> _Work item_: Lines of the material that include the string "moving" should be returned.

> _Records for processing_:
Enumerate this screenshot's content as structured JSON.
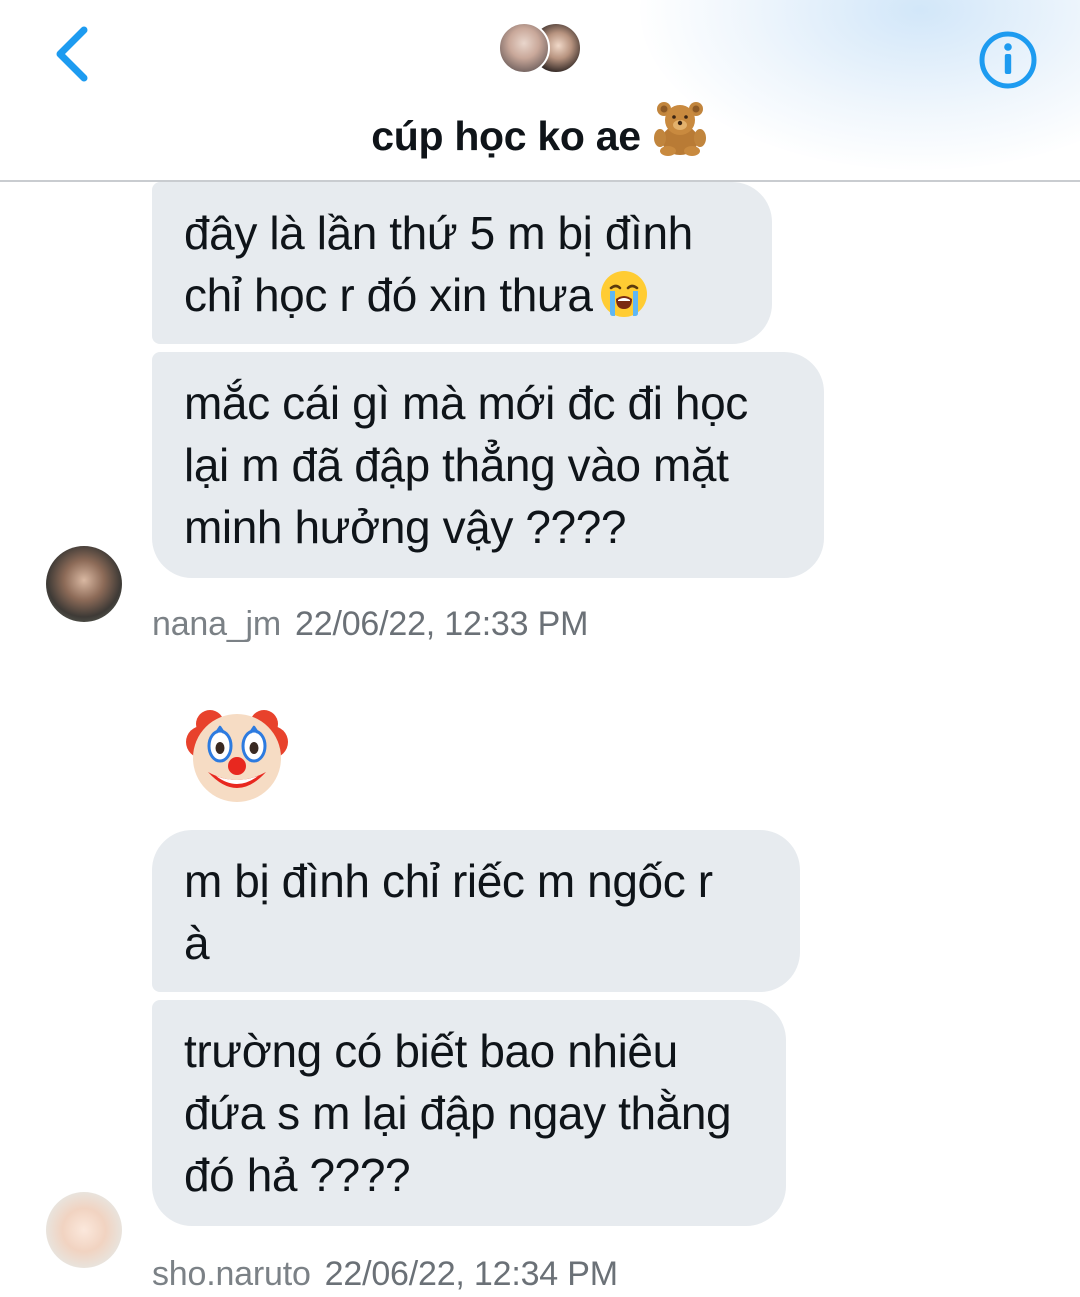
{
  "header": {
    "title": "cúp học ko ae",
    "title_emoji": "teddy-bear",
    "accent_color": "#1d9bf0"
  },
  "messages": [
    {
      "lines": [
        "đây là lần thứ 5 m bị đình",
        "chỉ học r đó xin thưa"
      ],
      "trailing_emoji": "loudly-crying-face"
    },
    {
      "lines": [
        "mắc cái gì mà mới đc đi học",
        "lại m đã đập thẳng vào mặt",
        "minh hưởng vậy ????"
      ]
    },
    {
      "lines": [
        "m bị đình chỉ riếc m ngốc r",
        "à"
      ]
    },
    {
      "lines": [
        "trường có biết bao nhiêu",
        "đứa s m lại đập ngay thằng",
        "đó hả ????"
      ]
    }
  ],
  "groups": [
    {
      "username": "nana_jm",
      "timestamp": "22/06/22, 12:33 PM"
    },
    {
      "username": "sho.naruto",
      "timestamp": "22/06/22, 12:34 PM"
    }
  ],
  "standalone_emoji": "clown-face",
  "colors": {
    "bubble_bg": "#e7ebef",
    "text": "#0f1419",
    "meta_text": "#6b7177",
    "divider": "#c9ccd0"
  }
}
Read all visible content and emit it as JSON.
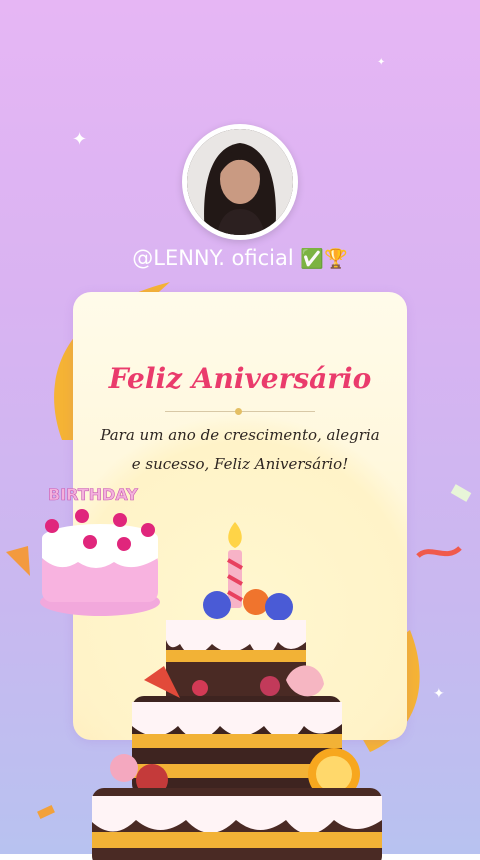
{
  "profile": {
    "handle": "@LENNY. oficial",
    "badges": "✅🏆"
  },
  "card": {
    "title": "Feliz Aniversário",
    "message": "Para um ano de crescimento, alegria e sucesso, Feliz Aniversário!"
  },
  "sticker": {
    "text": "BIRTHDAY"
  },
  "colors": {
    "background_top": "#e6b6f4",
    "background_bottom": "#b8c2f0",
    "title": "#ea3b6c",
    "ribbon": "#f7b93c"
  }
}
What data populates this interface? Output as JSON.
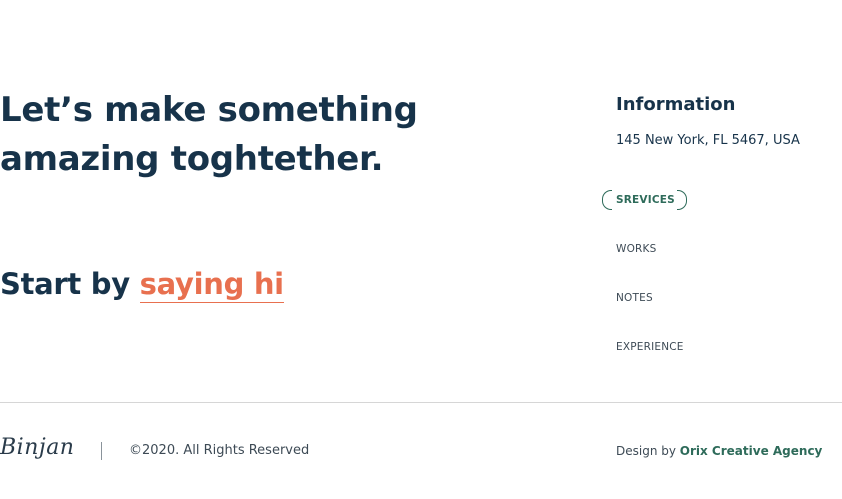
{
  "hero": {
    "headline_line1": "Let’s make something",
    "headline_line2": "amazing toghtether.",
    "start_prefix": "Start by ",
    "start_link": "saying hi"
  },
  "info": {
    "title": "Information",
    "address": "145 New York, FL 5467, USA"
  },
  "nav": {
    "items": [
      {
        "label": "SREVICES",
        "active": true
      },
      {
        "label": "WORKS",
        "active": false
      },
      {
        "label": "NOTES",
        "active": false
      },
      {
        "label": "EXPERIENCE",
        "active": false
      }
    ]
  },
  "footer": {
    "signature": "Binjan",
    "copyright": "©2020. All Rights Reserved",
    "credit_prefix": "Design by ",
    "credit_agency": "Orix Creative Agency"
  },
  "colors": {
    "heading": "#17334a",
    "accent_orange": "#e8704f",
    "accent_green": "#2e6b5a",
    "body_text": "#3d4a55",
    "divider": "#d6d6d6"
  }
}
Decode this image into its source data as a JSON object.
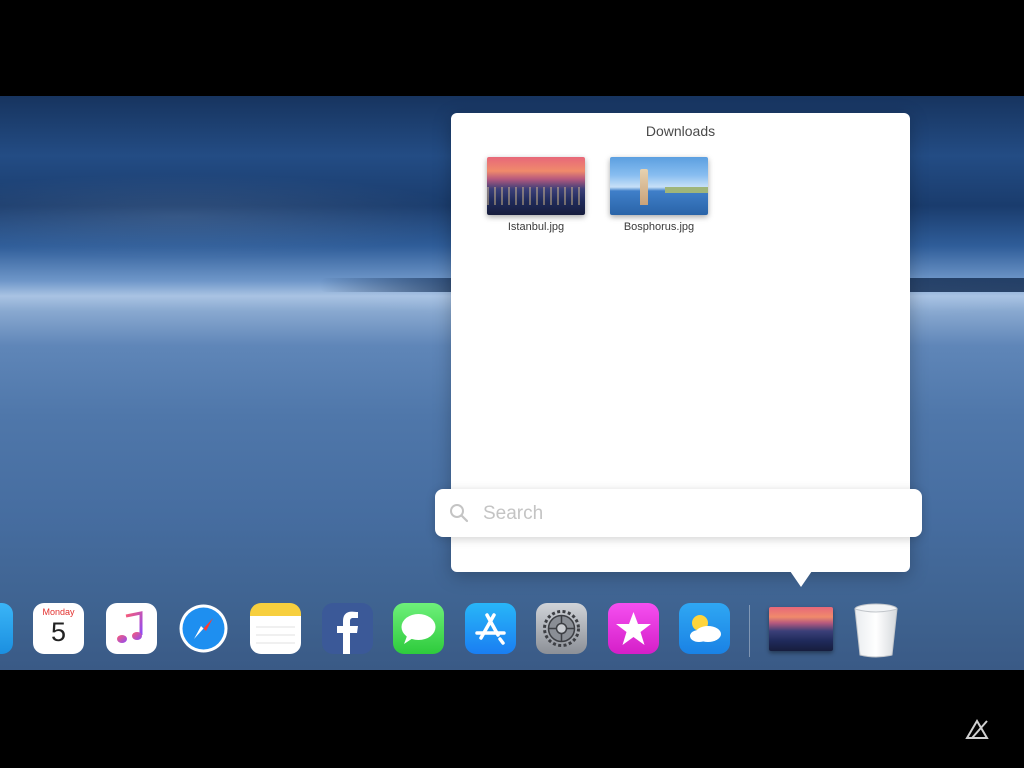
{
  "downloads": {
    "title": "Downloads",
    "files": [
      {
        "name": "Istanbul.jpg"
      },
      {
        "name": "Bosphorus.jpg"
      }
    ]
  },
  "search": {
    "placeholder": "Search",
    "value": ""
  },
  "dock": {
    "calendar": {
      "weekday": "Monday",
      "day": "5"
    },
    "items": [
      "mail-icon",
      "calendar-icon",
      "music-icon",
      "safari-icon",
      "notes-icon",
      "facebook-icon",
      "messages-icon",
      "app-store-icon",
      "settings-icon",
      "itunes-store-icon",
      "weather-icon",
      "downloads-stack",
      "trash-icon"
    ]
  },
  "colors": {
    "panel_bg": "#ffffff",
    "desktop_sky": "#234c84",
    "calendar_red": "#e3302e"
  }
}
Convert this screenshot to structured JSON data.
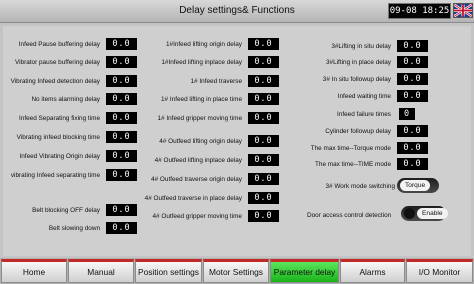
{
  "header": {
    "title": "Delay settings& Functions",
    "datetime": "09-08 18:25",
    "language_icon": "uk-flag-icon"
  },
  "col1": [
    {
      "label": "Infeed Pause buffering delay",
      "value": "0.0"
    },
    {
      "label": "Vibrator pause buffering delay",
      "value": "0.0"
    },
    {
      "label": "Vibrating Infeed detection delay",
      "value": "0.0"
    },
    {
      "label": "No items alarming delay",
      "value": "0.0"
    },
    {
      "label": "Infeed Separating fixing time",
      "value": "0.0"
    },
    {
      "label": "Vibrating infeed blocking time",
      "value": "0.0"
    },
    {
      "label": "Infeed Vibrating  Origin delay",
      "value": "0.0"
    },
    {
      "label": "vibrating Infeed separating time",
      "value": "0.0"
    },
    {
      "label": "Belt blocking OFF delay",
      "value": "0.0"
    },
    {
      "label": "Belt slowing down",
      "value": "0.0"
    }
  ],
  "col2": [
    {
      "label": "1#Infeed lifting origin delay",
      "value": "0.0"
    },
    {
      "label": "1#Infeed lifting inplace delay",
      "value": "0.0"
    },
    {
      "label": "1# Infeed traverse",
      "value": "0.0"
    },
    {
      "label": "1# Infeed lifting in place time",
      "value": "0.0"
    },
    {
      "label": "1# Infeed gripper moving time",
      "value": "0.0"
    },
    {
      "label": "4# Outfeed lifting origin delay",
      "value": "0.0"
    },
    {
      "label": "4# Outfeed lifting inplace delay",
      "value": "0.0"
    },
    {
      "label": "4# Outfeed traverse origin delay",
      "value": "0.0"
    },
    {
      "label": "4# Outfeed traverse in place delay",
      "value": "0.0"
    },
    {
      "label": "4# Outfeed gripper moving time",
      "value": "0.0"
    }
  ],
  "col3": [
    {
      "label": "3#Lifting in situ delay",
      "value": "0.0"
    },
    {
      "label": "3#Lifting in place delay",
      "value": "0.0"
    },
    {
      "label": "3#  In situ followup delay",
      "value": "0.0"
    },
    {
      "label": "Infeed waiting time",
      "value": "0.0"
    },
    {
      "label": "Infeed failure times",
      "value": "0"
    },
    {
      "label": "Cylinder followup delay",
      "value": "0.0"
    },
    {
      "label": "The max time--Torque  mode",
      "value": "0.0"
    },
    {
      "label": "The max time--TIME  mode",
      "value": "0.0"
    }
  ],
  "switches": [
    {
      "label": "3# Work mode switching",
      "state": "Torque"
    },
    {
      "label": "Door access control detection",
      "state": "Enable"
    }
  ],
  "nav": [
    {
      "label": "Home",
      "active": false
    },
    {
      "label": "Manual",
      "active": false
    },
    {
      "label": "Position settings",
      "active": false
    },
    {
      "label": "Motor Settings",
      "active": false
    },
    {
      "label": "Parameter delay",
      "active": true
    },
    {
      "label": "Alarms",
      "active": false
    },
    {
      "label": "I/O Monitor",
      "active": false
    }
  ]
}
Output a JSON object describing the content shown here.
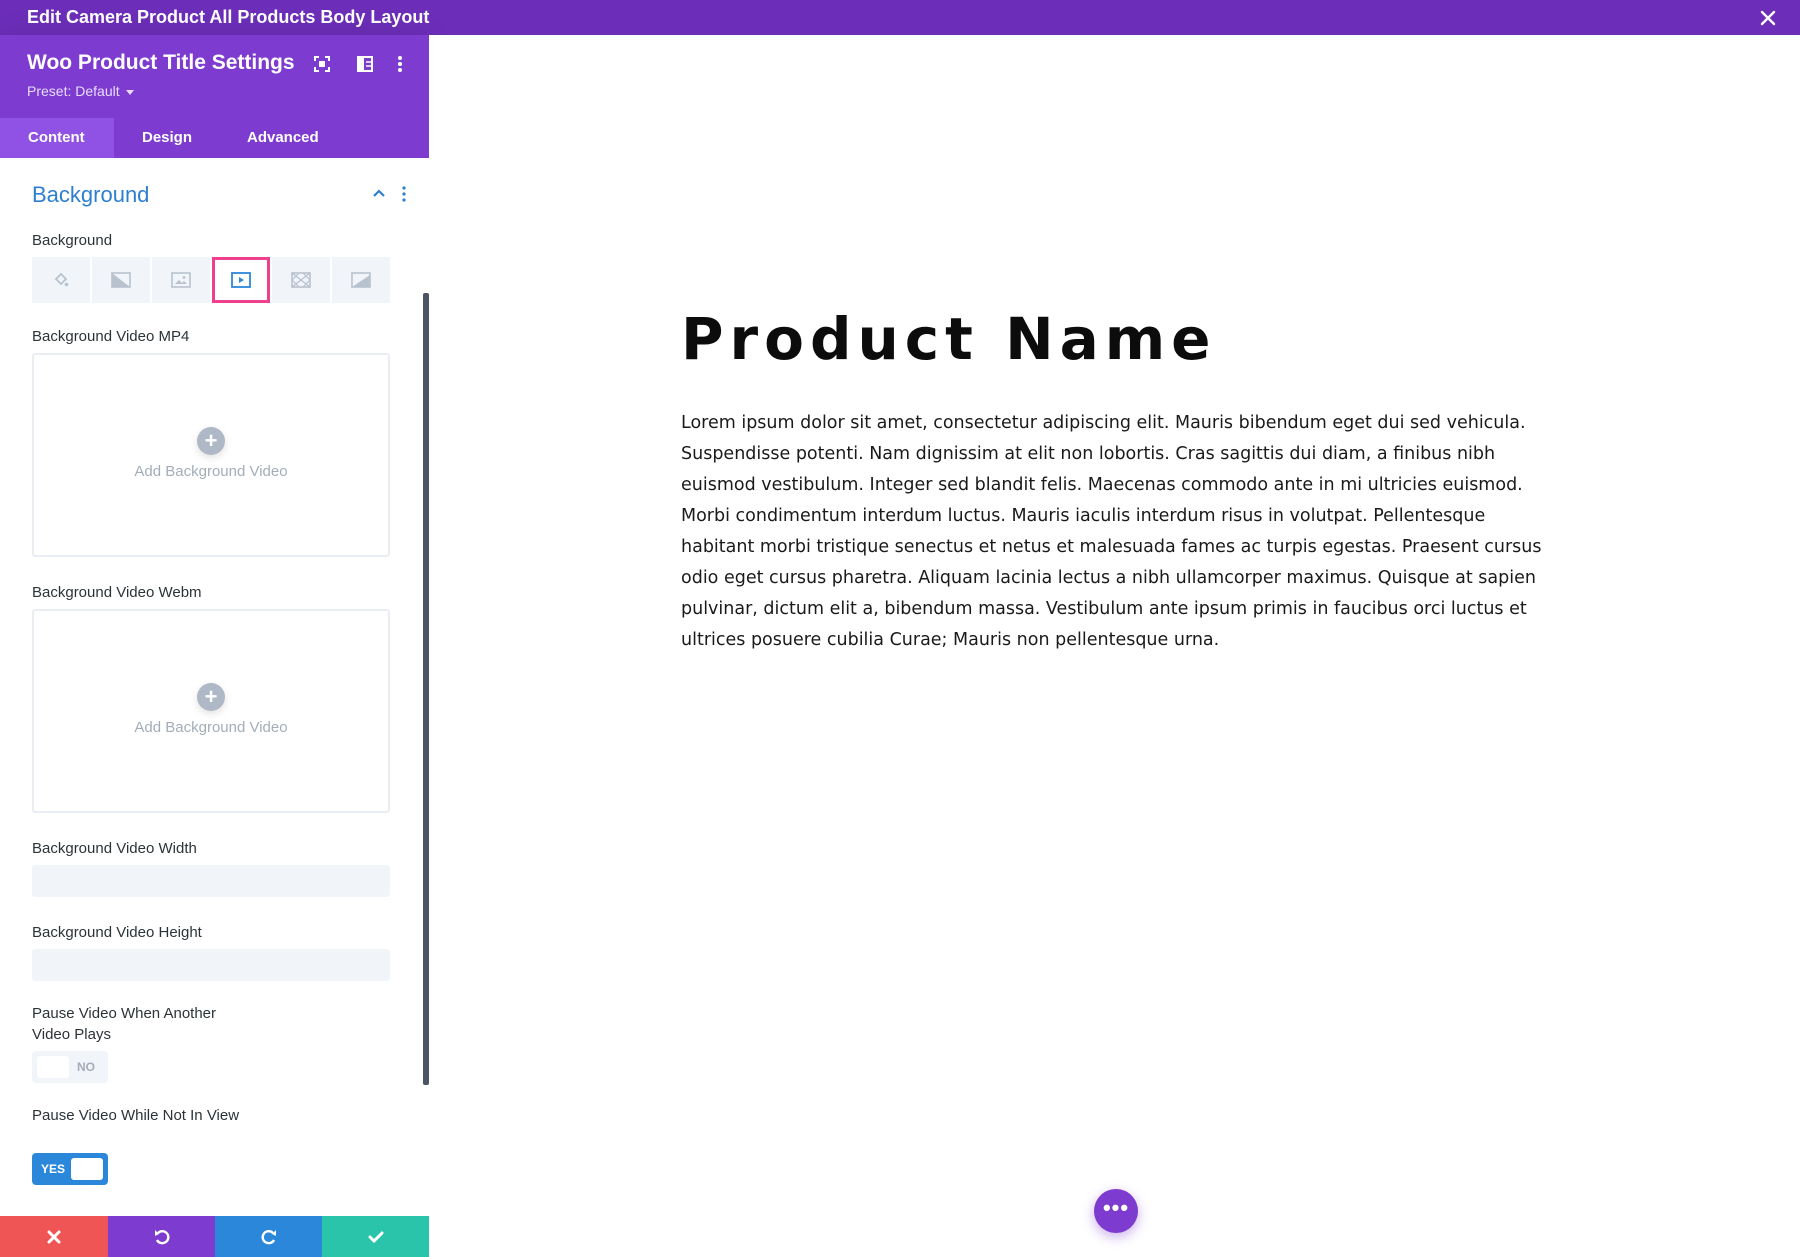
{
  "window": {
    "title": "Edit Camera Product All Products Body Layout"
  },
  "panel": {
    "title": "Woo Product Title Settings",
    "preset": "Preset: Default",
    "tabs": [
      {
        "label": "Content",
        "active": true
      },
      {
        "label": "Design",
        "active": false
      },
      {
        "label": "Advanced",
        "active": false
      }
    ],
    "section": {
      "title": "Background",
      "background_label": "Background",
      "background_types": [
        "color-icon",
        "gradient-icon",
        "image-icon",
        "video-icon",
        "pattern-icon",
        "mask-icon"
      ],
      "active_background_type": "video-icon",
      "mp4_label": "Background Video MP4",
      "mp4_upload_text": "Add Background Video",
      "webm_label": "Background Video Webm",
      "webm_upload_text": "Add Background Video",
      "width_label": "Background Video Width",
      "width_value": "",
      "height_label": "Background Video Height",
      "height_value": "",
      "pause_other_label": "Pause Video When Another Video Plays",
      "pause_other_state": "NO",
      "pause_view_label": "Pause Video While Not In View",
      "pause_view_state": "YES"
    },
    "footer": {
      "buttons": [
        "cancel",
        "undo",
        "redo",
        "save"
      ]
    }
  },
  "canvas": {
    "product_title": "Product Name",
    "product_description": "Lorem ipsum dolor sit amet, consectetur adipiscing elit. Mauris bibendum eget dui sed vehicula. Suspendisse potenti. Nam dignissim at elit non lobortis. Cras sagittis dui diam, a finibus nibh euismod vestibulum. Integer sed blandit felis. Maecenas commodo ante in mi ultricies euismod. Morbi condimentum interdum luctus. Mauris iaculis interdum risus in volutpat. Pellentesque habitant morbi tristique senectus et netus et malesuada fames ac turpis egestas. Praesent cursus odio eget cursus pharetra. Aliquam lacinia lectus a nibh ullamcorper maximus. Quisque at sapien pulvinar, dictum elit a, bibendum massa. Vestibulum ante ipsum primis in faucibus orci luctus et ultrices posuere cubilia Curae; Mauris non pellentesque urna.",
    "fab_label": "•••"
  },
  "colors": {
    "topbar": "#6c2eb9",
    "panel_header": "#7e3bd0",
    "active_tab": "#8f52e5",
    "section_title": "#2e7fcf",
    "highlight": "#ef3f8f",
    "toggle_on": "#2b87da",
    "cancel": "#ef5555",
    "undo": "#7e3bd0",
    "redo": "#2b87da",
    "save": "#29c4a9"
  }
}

> _Task output_:
      "label": "1# Infeed gripper moving time",
      "label": "4# Outfeed gripper moving time",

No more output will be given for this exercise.